To which Leonato (someone Benedick trusts very deeply) answers “There was never counterfeit of passion, came so near the life of passion as she discovers it.” which confirms, in Benedick’s mind that it is not a trick. By then pointing out Benedick’s faults, they try to make Benedick feel that he is “unworthy so good a lady.” Again they speak of how tormented Beatrice is before concluding their conversation by flattering Benedick with qualities such as “wise”, “proper” and having an “outward happiness”. This gives him the feeling that they are his loyal friends and therefore would never play such a trick on him. The overall effect of this scene proves to Benedick that Beatrice does love him, and makes him feel both more kindly and loving toward her as his interjections in the dialogue show.
Though much shorter, the scene featuring Ursula and Hero still manages to fit many of the ploys used by the men into the conversation. They too question and then confirm the love that Benedick feels, point out the faults of Beatrice and make Benedick seem like a man she is lucky to have the admiration of. They even go so far as saying that he is “the man of Italy”. There are differences between the two scenes though as in line 83 when Hero says that she will tell Benedick to “fight against his passion” because Beatrice does not know how to love. This implies to Beatrice that if she doesn’t make her love known to Benedick soon, she will have lost both her chance to do so, and Benedick himself. This is emphasized by the description of him being the “man of Italy”, because with such a great man comes a great amount of admirers and he won’t wait around for Beatrice forever.
A main difference in this, compared to the previous scene is that the women seem to use their opportunity to point out Beatrice’s faults as a means of personal attack. There is a real sense that they strongly mean that she has “disdain and scorn sparkling in her eyes” and that “she cannot love…she is so self-endeared”. It is as if they feel for the first time they can speak of her how they like, without her being there to use her wit to make them to look the fools. This tone and manner are soon forgotten though, as they conclude their talk by praising her “true judgement” and “swift and excellent wit”, again to make the deceived feel far from deceived, quite the opposite in fact.
Some people may believe that deception in whatever form, is a bad thing. It can be used to aid evil (as when Don John deceives Claudio about Hero, later in the play) and that though a good cause was behind the deception of Beatrice and Benedick, it was dishonest and immoral. If two people love each other, surely they do not need to be tricked into their love, but it will com naturally? I however agree with what Leonato, Claudio, Don Pedro, Ursula and Hero did.
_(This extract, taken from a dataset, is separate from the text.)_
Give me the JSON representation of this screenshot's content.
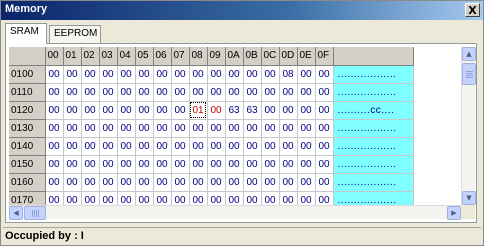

I would ask if the love is not there to begin with, how can a couple be tricked into it? Beatrice and Benedick’s stubborn and proud characters got in the way of their love, and to remove this obstacle, the deception was needed.